If you have any useful suggestions which may help to cut down fraud, please contact us.
The possession of an insurance document is not a guarantee that the hirer is legitimate.
Insurance companies do not always check clients before issuing certificates and in any case, documents are very easily forged.
This may seem odd but when purchasing a policy from an insurance company, if you tell lies then you simply invalidate the policy. Hire companies want to know that a legitimate client is insured in case of damage or loss on a real job but a policy issued to a fraudster offers no protection whatsoever to the hire company.
When making a decision to hire or not, disregard completely the existence or otherwise of insurance documents as any evidence of legitimacy.
Theft by bogus couriers
Bogus courier theft could probably be reduced by asking to see (and taking a photo of) the driving licence or photographic ID of anyone who collects kit. It is also worth considering taking a photo of their vehicle as standard practice. If the driver/ courier does not have ID don’t release the kit!
Fraud where the hirer claims that equipment lent to him has been stolen:
This is a common tactic which is either insurance fraud, or a delaying tactic which gives thieves time to take kit abroad.
It is particularly infuriating because once that fake crime is reported to the police, the ‘hirer’ is the point of contact for the police because technically they are the injured party. The hire company is not entitled to any information because their issue is viewed as a civil issue with their hirer, not a criminal one.
One way of combating this would be to insist that hirers report all thefts to the Police within 4 hours of reporting them to the hire company, with a verifiable crime number, and a copy of the report. Failure to do so will result in non return of items being reported as theft, and full details being posted on this website. Hirers could be notified that falsely reporting a theft to the Police is a serious criminal offence, that of Perverting the Course of Justice, and will add many years to the original sentence if they are caught and prosecuted. If the procedures above became standard procedure, the practise of ‘theft by theft’ could be significantly reduced.
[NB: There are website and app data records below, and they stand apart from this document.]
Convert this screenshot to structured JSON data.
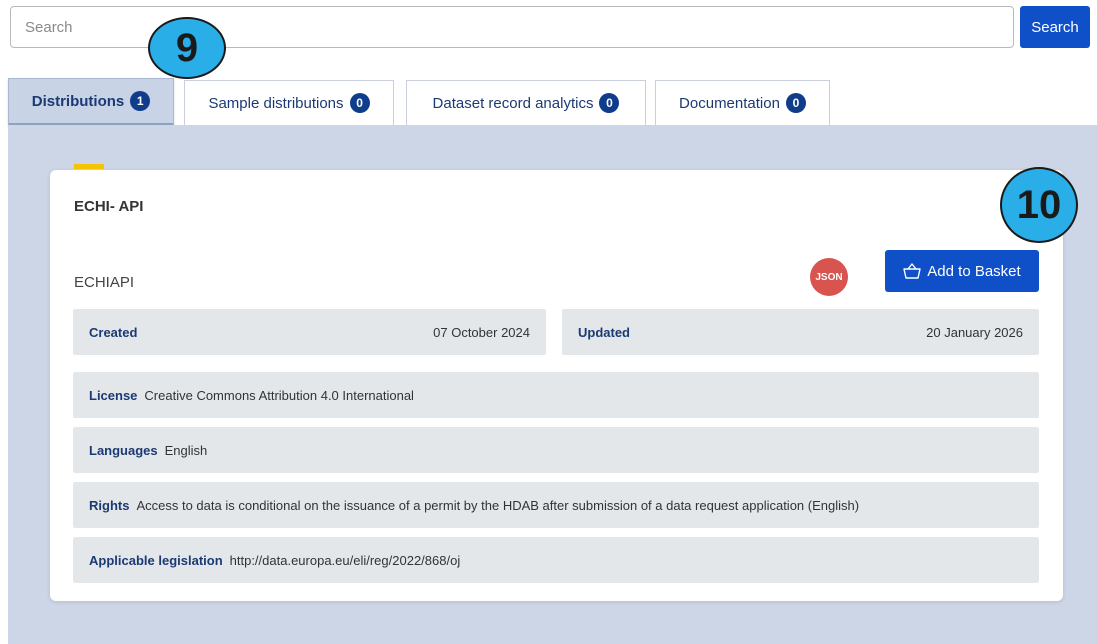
{
  "search": {
    "placeholder": "Search",
    "button_label": "Search"
  },
  "callouts": {
    "first": "9",
    "second": "10"
  },
  "tabs": [
    {
      "label": "Distributions",
      "count": "1",
      "active": true
    },
    {
      "label": "Sample distributions",
      "count": "0",
      "active": false
    },
    {
      "label": "Dataset record analytics",
      "count": "0",
      "active": false
    },
    {
      "label": "Documentation",
      "count": "0",
      "active": false
    }
  ],
  "distribution": {
    "title": "ECHI- API",
    "subtitle": "ECHIAPI",
    "format": "JSON",
    "add_to_basket_label": "Add to Basket",
    "created_label": "Created",
    "created_value": "07 October 2024",
    "updated_label": "Updated",
    "updated_value": "20 January 2026",
    "license_label": "License",
    "license_value": "Creative Commons Attribution 4.0 International",
    "languages_label": "Languages",
    "languages_value": "English",
    "rights_label": "Rights",
    "rights_value": "Access to data is conditional on the issuance of a permit by the HDAB after submission of a data request application (English)",
    "legislation_label": "Applicable legislation",
    "legislation_value": "http://data.europa.eu/eli/reg/2022/868/oj"
  },
  "colors": {
    "primary_button": "#0f4fc8",
    "badge": "#0f3d8c",
    "panel_background": "#cdd6e6",
    "callout": "#29aee8",
    "format_badge": "#d9534f",
    "accent": "#f5c400"
  },
  "icons": {
    "basket": "basket-icon"
  }
}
A search on Google for the name of an individual can provide a wealth of information. For instance, there may be a Facebook update from a hire company in another country which details fraudulent activity. In addition, this site is often indexed by Google, so anyone mentioned here will appear fairly quickly.
It is worth having a look at the address supplied by the hirer on Google Maps. If the address is incorrect, unusual or non-existent it’s obviously a cause for concern.
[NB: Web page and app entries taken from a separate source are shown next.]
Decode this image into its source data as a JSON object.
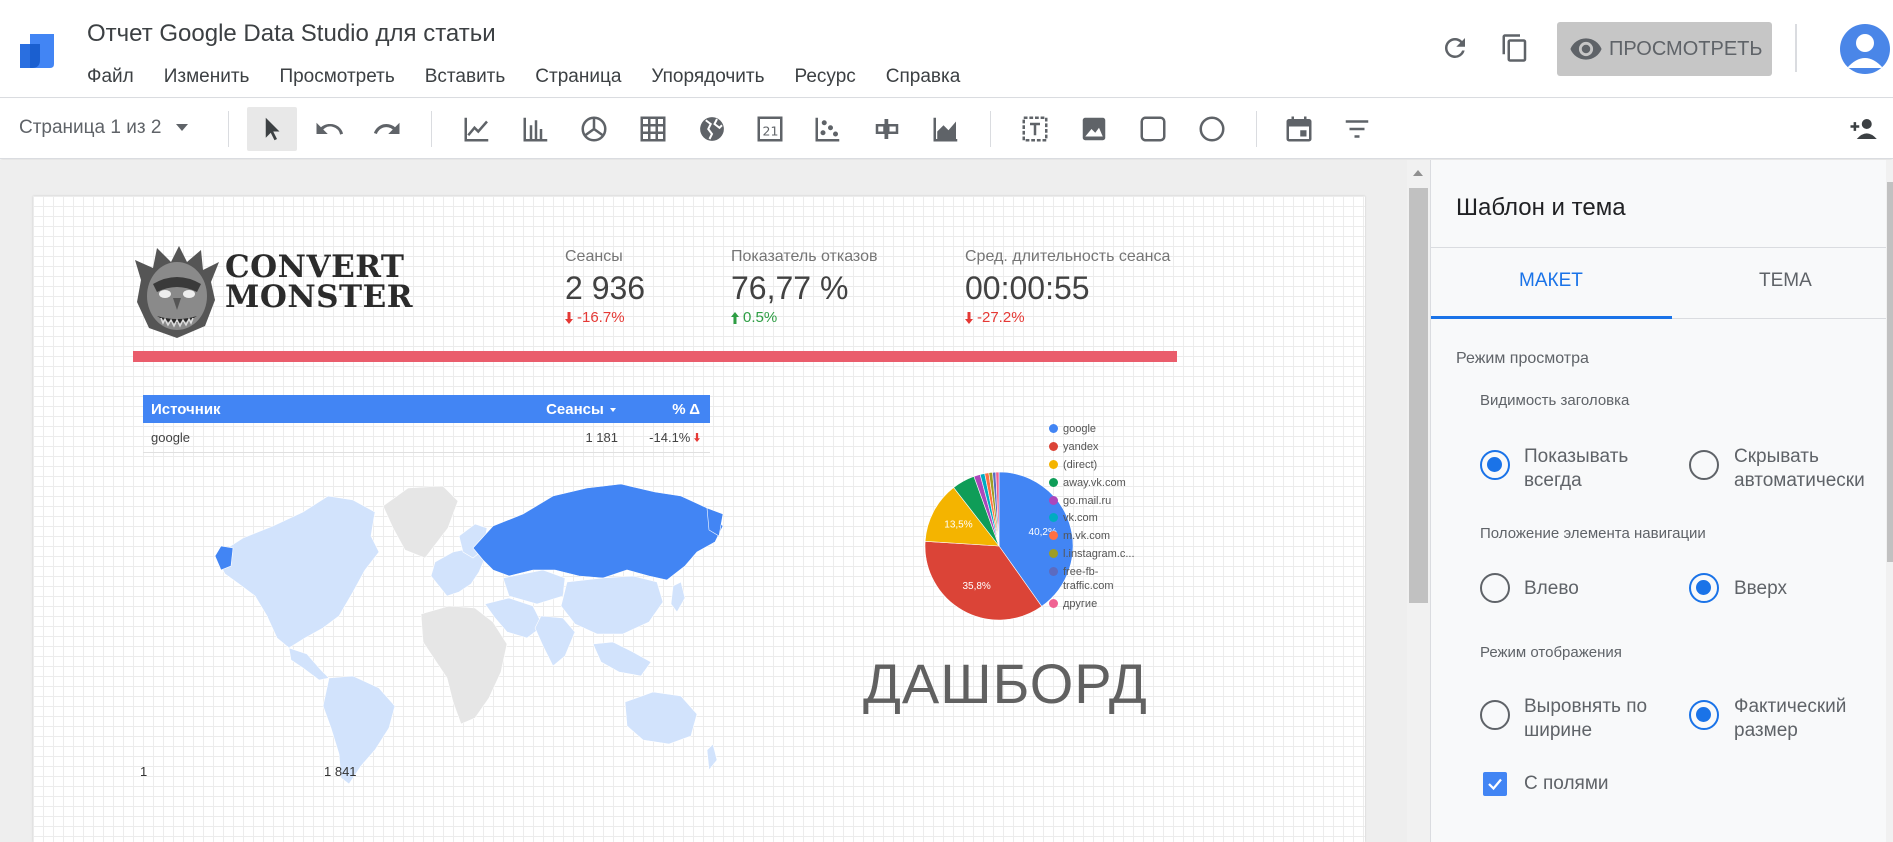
{
  "app": {
    "document_title": "Отчет Google Data Studio для статьи",
    "menu": [
      "Файл",
      "Изменить",
      "Просмотреть",
      "Вставить",
      "Страница",
      "Упорядочить",
      "Ресурс",
      "Справка"
    ],
    "view_button_label": "ПРОСМОТРЕТЬ"
  },
  "toolbar": {
    "page_selector": "Страница 1 из 2",
    "tools": [
      "select-tool",
      "undo",
      "redo",
      "time-series-chart",
      "bar-chart",
      "pie-chart",
      "table",
      "geo-map",
      "scorecard",
      "scatter-chart",
      "bullet-chart",
      "area-chart",
      "text",
      "image",
      "rectangle",
      "circle",
      "date-range",
      "filter-control",
      "add-person"
    ]
  },
  "report": {
    "brand": [
      "CONVERT",
      "MONSTER"
    ],
    "kpis": [
      {
        "label": "Сеансы",
        "value": "2 936",
        "delta": "-16.7%",
        "direction": "down"
      },
      {
        "label": "Показатель отказов",
        "value": "76,77 %",
        "delta": "0.5%",
        "direction": "up"
      },
      {
        "label": "Сред. длительность сеанса",
        "value": "00:00:55",
        "delta": "-27.2%",
        "direction": "down"
      }
    ],
    "table": {
      "headers": [
        "Источник",
        "Сеансы",
        "% Δ"
      ],
      "rows": [
        {
          "source": "google",
          "sessions": "1 181",
          "change": "-14.1%"
        }
      ]
    },
    "map": {
      "legend_min": "1",
      "legend_max": "1 841",
      "colors": {
        "high": "#4285f4",
        "low": "#d2e3fc",
        "none": "#e6e6e6"
      }
    },
    "dashboard_title": "ДАШБОРД"
  },
  "chart_data": {
    "type": "pie",
    "categories": [
      "google",
      "yandex",
      "(direct)",
      "away.vk.com",
      "go.mail.ru",
      "vk.com",
      "m.vk.com",
      "l.instagram.c...",
      "free-fb-traffic.com",
      "другие"
    ],
    "values": [
      40.2,
      35.8,
      13.5,
      5.0,
      1.4,
      1.0,
      0.9,
      0.8,
      0.7,
      0.7
    ],
    "data_labels": [
      "40,2%",
      "35,8%",
      "13,5%"
    ],
    "colors": [
      "#4285f4",
      "#db4437",
      "#f4b400",
      "#0f9d58",
      "#ab47bc",
      "#00acc1",
      "#ff7043",
      "#9e9d24",
      "#5c6bc0",
      "#f06292"
    ],
    "legend_position": "right"
  },
  "panel": {
    "title": "Шаблон и тема",
    "tabs": [
      "МАКЕТ",
      "ТЕМА"
    ],
    "view_mode_title": "Режим просмотра",
    "header_visibility_title": "Видимость заголовка",
    "show_always": "Показывать всегда",
    "hide_auto": "Скрывать автоматически",
    "nav_position_title": "Положение элемента навигации",
    "nav_left": "Влево",
    "nav_top": "Вверх",
    "display_mode_title": "Режим отображения",
    "fit_width": "Выровнять по ширине",
    "actual_size": "Фактический размер",
    "with_margins": "С полями"
  },
  "colors": {
    "accent": "#1a73e8",
    "table_header": "#4285f4",
    "bar": "#ea5d6c"
  }
}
Street view is your friend.
If the address given is a business centre or similar, it is possible that space has been rented on a cash basis, short term, and that the hirer could easily disappear overnight. The phone number and fax could also be leased from the centre and hence be untraceable. If in doubt, call the reception for the business centre and ask.
It’s possible to see who owns the website using a whois lookup although increasingly those details are masked. If the owner of the site is at the same address as the hirer, that is a good, although not conclusive sign of legitimacy. If the site has only been registered for a very short time, and the hirer claims to have been in business for much longer, this would be grounds for caution.
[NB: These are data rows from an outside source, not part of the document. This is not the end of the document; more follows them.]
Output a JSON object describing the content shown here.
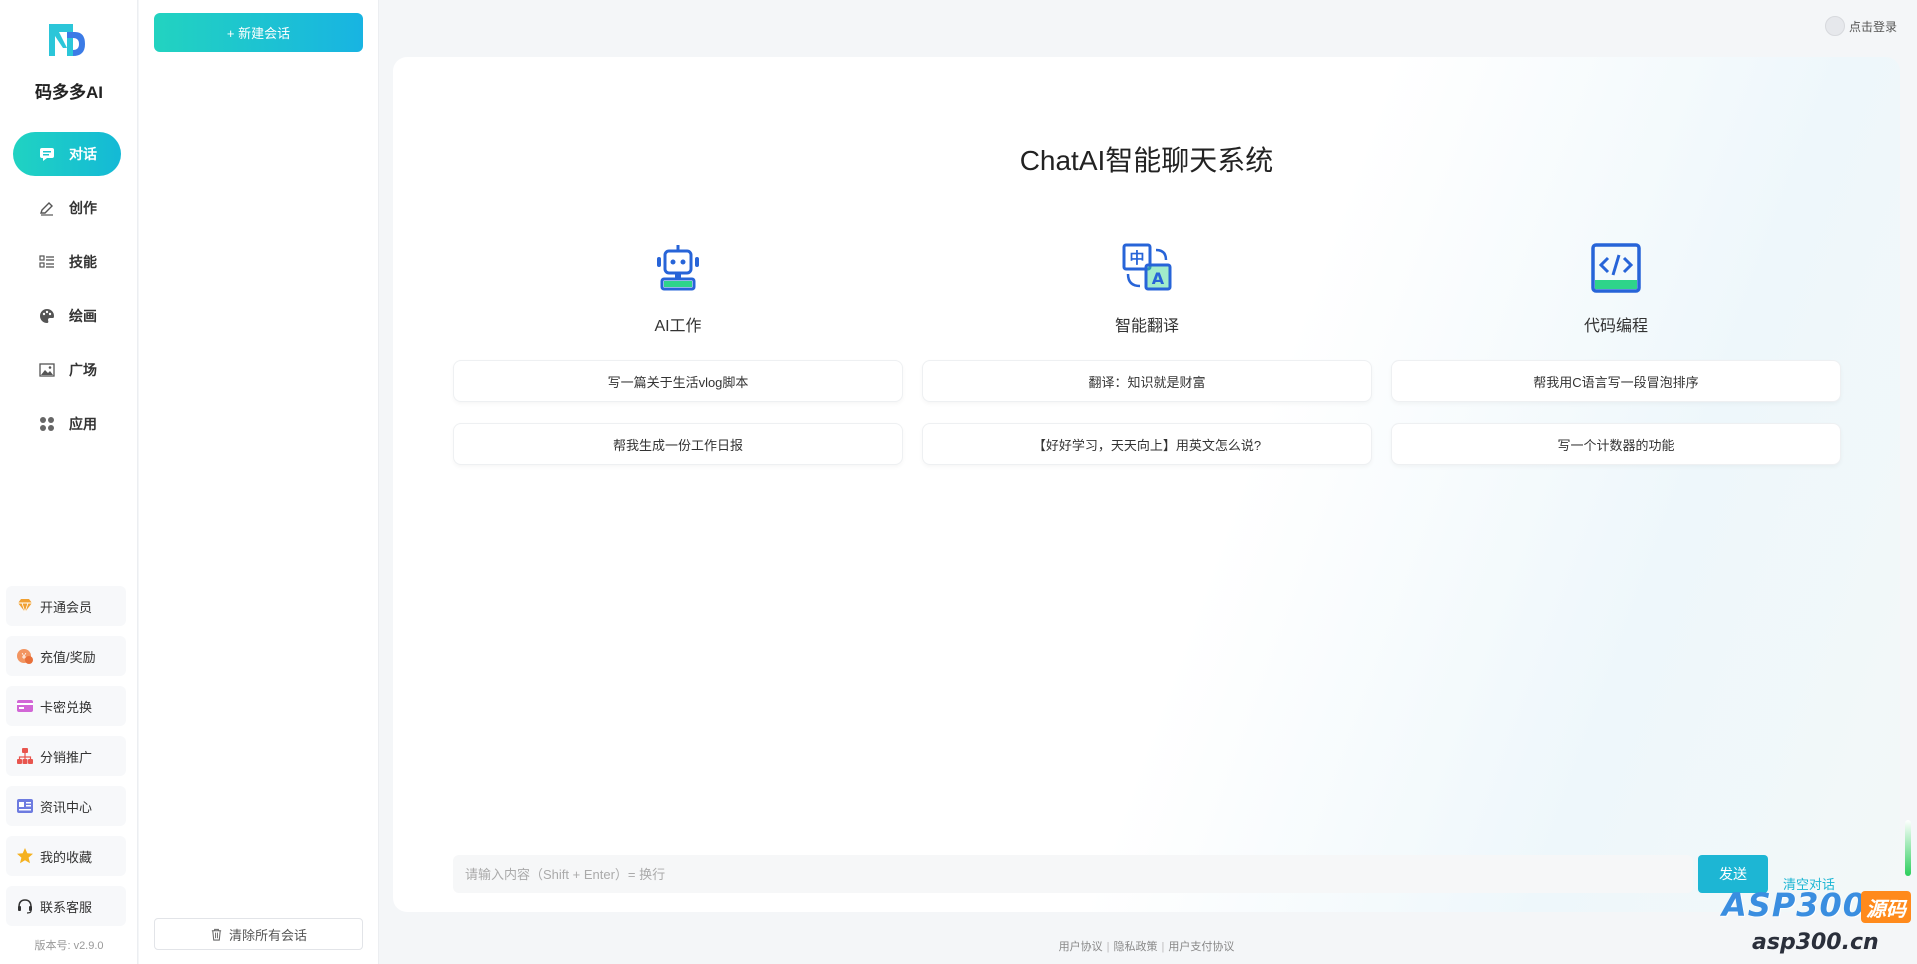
{
  "brand": {
    "name": "码多多AI"
  },
  "nav": [
    {
      "label": "对话",
      "icon": "chat-icon",
      "active": true
    },
    {
      "label": "创作",
      "icon": "pencil-icon"
    },
    {
      "label": "技能",
      "icon": "list-icon"
    },
    {
      "label": "绘画",
      "icon": "palette-icon"
    },
    {
      "label": "广场",
      "icon": "image-icon"
    },
    {
      "label": "应用",
      "icon": "apps-icon"
    }
  ],
  "bottom_menu": [
    {
      "label": "开通会员",
      "icon": "diamond-icon"
    },
    {
      "label": "充值/奖励",
      "icon": "coin-icon"
    },
    {
      "label": "卡密兑换",
      "icon": "card-icon"
    },
    {
      "label": "分销推广",
      "icon": "network-icon"
    },
    {
      "label": "资讯中心",
      "icon": "news-icon"
    },
    {
      "label": "我的收藏",
      "icon": "star-icon"
    },
    {
      "label": "联系客服",
      "icon": "headset-icon"
    }
  ],
  "version": "版本号: v2.9.0",
  "conversations": {
    "new_label": "+ 新建会话",
    "clear_label": "清除所有会话"
  },
  "header": {
    "login": "点击登录"
  },
  "main": {
    "title": "ChatAI智能聊天系统",
    "columns": [
      {
        "title": "AI工作",
        "icon": "robot-icon",
        "suggestions": [
          "写一篇关于生活vlog脚本",
          "帮我生成一份工作日报"
        ]
      },
      {
        "title": "智能翻译",
        "icon": "translate-icon",
        "suggestions": [
          "翻译：知识就是财富",
          "【好好学习，天天向上】用英文怎么说?"
        ]
      },
      {
        "title": "代码编程",
        "icon": "code-icon",
        "suggestions": [
          "帮我用C语言写一段冒泡排序",
          "写一个计数器的功能"
        ]
      }
    ],
    "input_placeholder": "请输入内容（Shift + Enter）= 换行",
    "send": "发送",
    "clear_chat": "清空对话"
  },
  "footer": {
    "links": [
      "用户协议",
      "隐私政策",
      "用户支付协议"
    ]
  },
  "watermark": {
    "text": "ASP300",
    "badge": "源码",
    "site": "asp300.cn"
  },
  "colors": {
    "accent": "#1db6d4",
    "accent_start": "#20d3c2",
    "icon_blue": "#2764d8",
    "icon_green": "#2ed48a"
  }
}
References from other hire companies:
Large scale thieves are now routinely renting and returning small amounts of equipment from a number of hire companies, so as to build up a track record, before suddenly making a huge order and disappearing. When enquiring about other hires when following up references, it might be worth asking about the scale of previous rentals.
Check the hirer’s email domain
There have been repeated series of attempted frauds, where the ‘hirer’ says he is from the BBC, or ITV, or some other large organisation and gives an email address which, is clearly not genuine: eg firstname.lastname@example.org. More sophisticated thieves could, however, register a domain, (eg itv-london.com) for £5, and such addresses might be harder to spot. Here are the domains of major hirers, which fraudsters are more likely to impersonate. If the email addresses don’t match, there is a good chance that this is an attempted fraud. Thanks to the members of the Xhire list who provided this information. Another tactic, used in the Jacuzzi Films scam, is for a fraudster to find a dormant company, and register a domain which could plausibly belong to that company, and use it to send emails.
If you are contacted by a new client, see if there is a website on the email domain, and also check when it was registered and by whom, using a whois lookup. The table below lists the legitimate domains of some major hirers.